-- Items from a dataset --
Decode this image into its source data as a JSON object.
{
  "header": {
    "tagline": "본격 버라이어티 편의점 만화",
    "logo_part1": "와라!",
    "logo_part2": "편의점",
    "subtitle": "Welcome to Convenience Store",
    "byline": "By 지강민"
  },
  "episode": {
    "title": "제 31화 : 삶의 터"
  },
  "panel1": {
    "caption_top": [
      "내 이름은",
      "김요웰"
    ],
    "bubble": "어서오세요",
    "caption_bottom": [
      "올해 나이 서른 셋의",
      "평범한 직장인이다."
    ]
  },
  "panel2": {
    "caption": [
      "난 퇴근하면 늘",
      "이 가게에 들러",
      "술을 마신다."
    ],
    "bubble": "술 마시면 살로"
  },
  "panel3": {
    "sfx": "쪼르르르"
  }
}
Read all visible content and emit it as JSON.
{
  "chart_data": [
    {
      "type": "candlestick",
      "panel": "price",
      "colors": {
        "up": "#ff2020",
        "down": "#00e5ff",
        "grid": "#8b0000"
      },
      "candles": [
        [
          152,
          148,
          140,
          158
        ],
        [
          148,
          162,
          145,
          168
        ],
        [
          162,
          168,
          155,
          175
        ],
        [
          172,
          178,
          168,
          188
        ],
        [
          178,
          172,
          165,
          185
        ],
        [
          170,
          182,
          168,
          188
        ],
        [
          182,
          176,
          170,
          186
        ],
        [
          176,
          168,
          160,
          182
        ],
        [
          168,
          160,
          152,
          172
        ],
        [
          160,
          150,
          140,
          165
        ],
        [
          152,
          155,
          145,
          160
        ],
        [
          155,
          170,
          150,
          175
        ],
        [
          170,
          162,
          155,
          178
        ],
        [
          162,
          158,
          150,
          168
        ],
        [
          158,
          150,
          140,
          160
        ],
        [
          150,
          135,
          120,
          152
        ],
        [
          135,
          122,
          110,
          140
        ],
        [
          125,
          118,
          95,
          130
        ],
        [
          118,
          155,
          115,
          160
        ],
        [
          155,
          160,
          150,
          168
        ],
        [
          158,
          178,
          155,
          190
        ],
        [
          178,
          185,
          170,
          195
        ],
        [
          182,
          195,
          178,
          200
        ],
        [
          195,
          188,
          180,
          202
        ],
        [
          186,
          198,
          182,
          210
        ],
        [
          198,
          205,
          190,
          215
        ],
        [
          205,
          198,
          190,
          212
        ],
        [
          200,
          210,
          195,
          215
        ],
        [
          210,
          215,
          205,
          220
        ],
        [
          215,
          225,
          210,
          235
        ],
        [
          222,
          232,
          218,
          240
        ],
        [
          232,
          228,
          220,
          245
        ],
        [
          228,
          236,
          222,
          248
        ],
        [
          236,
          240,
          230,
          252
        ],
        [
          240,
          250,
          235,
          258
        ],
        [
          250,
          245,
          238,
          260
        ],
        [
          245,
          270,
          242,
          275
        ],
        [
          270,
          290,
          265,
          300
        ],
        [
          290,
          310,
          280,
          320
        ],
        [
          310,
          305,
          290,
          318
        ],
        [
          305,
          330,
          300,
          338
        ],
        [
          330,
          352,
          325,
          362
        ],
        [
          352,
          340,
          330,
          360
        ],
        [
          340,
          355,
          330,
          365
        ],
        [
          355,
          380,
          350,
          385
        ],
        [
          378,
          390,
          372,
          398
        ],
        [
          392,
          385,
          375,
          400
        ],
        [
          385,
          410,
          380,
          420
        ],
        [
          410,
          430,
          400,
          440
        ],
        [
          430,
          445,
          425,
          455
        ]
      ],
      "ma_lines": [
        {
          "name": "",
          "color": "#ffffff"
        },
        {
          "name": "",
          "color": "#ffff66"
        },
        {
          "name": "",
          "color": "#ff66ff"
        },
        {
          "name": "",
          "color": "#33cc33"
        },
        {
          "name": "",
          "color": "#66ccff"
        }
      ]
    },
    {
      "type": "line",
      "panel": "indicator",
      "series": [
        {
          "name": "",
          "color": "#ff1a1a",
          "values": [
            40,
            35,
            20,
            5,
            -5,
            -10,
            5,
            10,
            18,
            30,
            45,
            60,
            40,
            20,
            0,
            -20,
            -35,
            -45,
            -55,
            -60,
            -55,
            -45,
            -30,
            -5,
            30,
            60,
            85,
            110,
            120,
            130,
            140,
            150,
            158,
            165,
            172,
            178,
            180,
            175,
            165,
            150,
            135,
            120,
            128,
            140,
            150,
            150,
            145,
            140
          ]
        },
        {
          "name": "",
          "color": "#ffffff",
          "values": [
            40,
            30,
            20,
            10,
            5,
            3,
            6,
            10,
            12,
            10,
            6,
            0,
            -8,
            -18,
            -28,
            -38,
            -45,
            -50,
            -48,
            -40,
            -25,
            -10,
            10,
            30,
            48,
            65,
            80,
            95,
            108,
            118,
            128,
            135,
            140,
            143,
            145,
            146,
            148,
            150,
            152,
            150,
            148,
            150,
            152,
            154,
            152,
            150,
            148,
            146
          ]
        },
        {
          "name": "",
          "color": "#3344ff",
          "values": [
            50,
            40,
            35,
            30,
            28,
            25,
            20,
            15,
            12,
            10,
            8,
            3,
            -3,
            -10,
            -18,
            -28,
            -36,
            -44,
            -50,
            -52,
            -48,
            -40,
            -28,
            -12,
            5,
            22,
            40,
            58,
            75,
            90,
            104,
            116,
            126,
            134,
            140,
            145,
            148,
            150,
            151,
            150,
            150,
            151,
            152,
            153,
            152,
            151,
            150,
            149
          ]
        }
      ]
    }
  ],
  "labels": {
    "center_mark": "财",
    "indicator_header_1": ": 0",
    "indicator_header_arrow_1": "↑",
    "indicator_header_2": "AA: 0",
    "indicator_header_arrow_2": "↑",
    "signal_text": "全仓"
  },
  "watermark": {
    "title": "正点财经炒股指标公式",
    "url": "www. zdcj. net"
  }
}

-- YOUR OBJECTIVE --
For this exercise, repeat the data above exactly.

-- SOLUTION FOR THIS PROBLEM --
Decode this image into its source data as a JSON object.
{
  "header": {
    "tagline": "본격 버라이어티 편의점 만화",
    "logo_part1": "와라!",
    "logo_part2": "편의점",
    "subtitle": "Welcome to Convenience Store",
    "byline": "By 지강민"
  },
  "episode": {
    "title": "제 31화 : 삶의 터"
  },
  "panel1": {
    "caption_top": [
      "내 이름은",
      "김요웰"
    ],
    "bubble": "어서오세요",
    "caption_bottom": [
      "올해 나이 서른 셋의",
      "평범한 직장인이다."
    ]
  },
  "panel2": {
    "caption": [
      "난 퇴근하면 늘",
      "이 가게에 들러",
      "술을 마신다."
    ],
    "bubble": "술 마시면 살로"
  },
  "panel3": {
    "sfx": "쪼르르르"
  }
}
Read all visible content and emit it as JSON.
{
  "chart_data": [
    {
      "type": "candlestick",
      "panel": "price",
      "colors": {
        "up": "#ff2020",
        "down": "#00e5ff",
        "grid": "#8b0000"
      },
      "candles": [
        [
          152,
          148,
          140,
          158
        ],
        [
          148,
          162,
          145,
          168
        ],
        [
          162,
          168,
          155,
          175
        ],
        [
          172,
          178,
          168,
          188
        ],
        [
          178,
          172,
          165,
          185
        ],
        [
          170,
          182,
          168,
          188
        ],
        [
          182,
          176,
          170,
          186
        ],
        [
          176,
          168,
          160,
          182
        ],
        [
          168,
          160,
          152,
          172
        ],
        [
          160,
          150,
          140,
          165
        ],
        [
          152,
          155,
          145,
          160
        ],
        [
          155,
          170,
          150,
          175
        ],
        [
          170,
          162,
          155,
          178
        ],
        [
          162,
          158,
          150,
          168
        ],
        [
          158,
          150,
          140,
          160
        ],
        [
          150,
          135,
          120,
          152
        ],
        [
          135,
          122,
          110,
          140
        ],
        [
          125,
          118,
          95,
          130
        ],
        [
          118,
          155,
          115,
          160
        ],
        [
          155,
          160,
          150,
          168
        ],
        [
          158,
          178,
          155,
          190
        ],
        [
          178,
          185,
          170,
          195
        ],
        [
          182,
          195,
          178,
          200
        ],
        [
          195,
          188,
          180,
          202
        ],
        [
          186,
          198,
          182,
          210
        ],
        [
          198,
          205,
          190,
          215
        ],
        [
          205,
          198,
          190,
          212
        ],
        [
          200,
          210,
          195,
          215
        ],
        [
          210,
          215,
          205,
          220
        ],
        [
          215,
          225,
          210,
          235
        ],
        [
          222,
          232,
          218,
          240
        ],
        [
          232,
          228,
          220,
          245
        ],
        [
          228,
          236,
          222,
          248
        ],
        [
          236,
          240,
          230,
          252
        ],
        [
          240,
          250,
          235,
          258
        ],
        [
          250,
          245,
          238,
          260
        ],
        [
          245,
          270,
          242,
          275
        ],
        [
          270,
          290,
          265,
          300
        ],
        [
          290,
          310,
          280,
          320
        ],
        [
          310,
          305,
          290,
          318
        ],
        [
          305,
          330,
          300,
          338
        ],
        [
          330,
          352,
          325,
          362
        ],
        [
          352,
          340,
          330,
          360
        ],
        [
          340,
          355,
          330,
          365
        ],
        [
          355,
          380,
          350,
          385
        ],
        [
          378,
          390,
          372,
          398
        ],
        [
          392,
          385,
          375,
          400
        ],
        [
          385,
          410,
          380,
          420
        ],
        [
          410,
          430,
          400,
          440
        ],
        [
          430,
          445,
          425,
          455
        ]
      ],
      "ma_lines": [
        {
          "name": "",
          "color": "#ffffff"
        },
        {
          "name": "",
          "color": "#ffff66"
        },
        {
          "name": "",
          "color": "#ff66ff"
        },
        {
          "name": "",
          "color": "#33cc33"
        },
        {
          "name": "",
          "color": "#66ccff"
        }
      ]
    },
    {
      "type": "line",
      "panel": "indicator",
      "series": [
        {
          "name": "",
          "color": "#ff1a1a",
          "values": [
            40,
            35,
            20,
            5,
            -5,
            -10,
            5,
            10,
            18,
            30,
            45,
            60,
            40,
            20,
            0,
            -20,
            -35,
            -45,
            -55,
            -60,
            -55,
            -45,
            -30,
            -5,
            30,
            60,
            85,
            110,
            120,
            130,
            140,
            150,
            158,
            165,
            172,
            178,
            180,
            175,
            165,
            150,
            135,
            120,
            128,
            140,
            150,
            150,
            145,
            140
          ]
        },
        {
          "name": "",
          "color": "#ffffff",
          "values": [
            40,
            30,
            20,
            10,
            5,
            3,
            6,
            10,
            12,
            10,
            6,
            0,
            -8,
            -18,
            -28,
            -38,
            -45,
            -50,
            -48,
            -40,
            -25,
            -10,
            10,
            30,
            48,
            65,
            80,
            95,
            108,
            118,
            128,
            135,
            140,
            143,
            145,
            146,
            148,
            150,
            152,
            150,
            148,
            150,
            152,
            154,
            152,
            150,
            148,
            146
          ]
        },
        {
          "name": "",
          "color": "#3344ff",
          "values": [
            50,
            40,
            35,
            30,
            28,
            25,
            20,
            15,
            12,
            10,
            8,
            3,
            -3,
            -10,
            -18,
            -28,
            -36,
            -44,
            -50,
            -52,
            -48,
            -40,
            -28,
            -12,
            5,
            22,
            40,
            58,
            75,
            90,
            104,
            116,
            126,
            134,
            140,
            145,
            148,
            150,
            151,
            150,
            150,
            151,
            152,
            153,
            152,
            151,
            150,
            149
          ]
        }
      ]
    }
  ],
  "labels": {
    "center_mark": "财",
    "indicator_header_1": ": 0",
    "indicator_header_arrow_1": "↑",
    "indicator_header_2": "AA: 0",
    "indicator_header_arrow_2": "↑",
    "signal_text": "全仓"
  },
  "watermark": {
    "title": "正点财经炒股指标公式",
    "url": "www. zdcj. net"
  }
}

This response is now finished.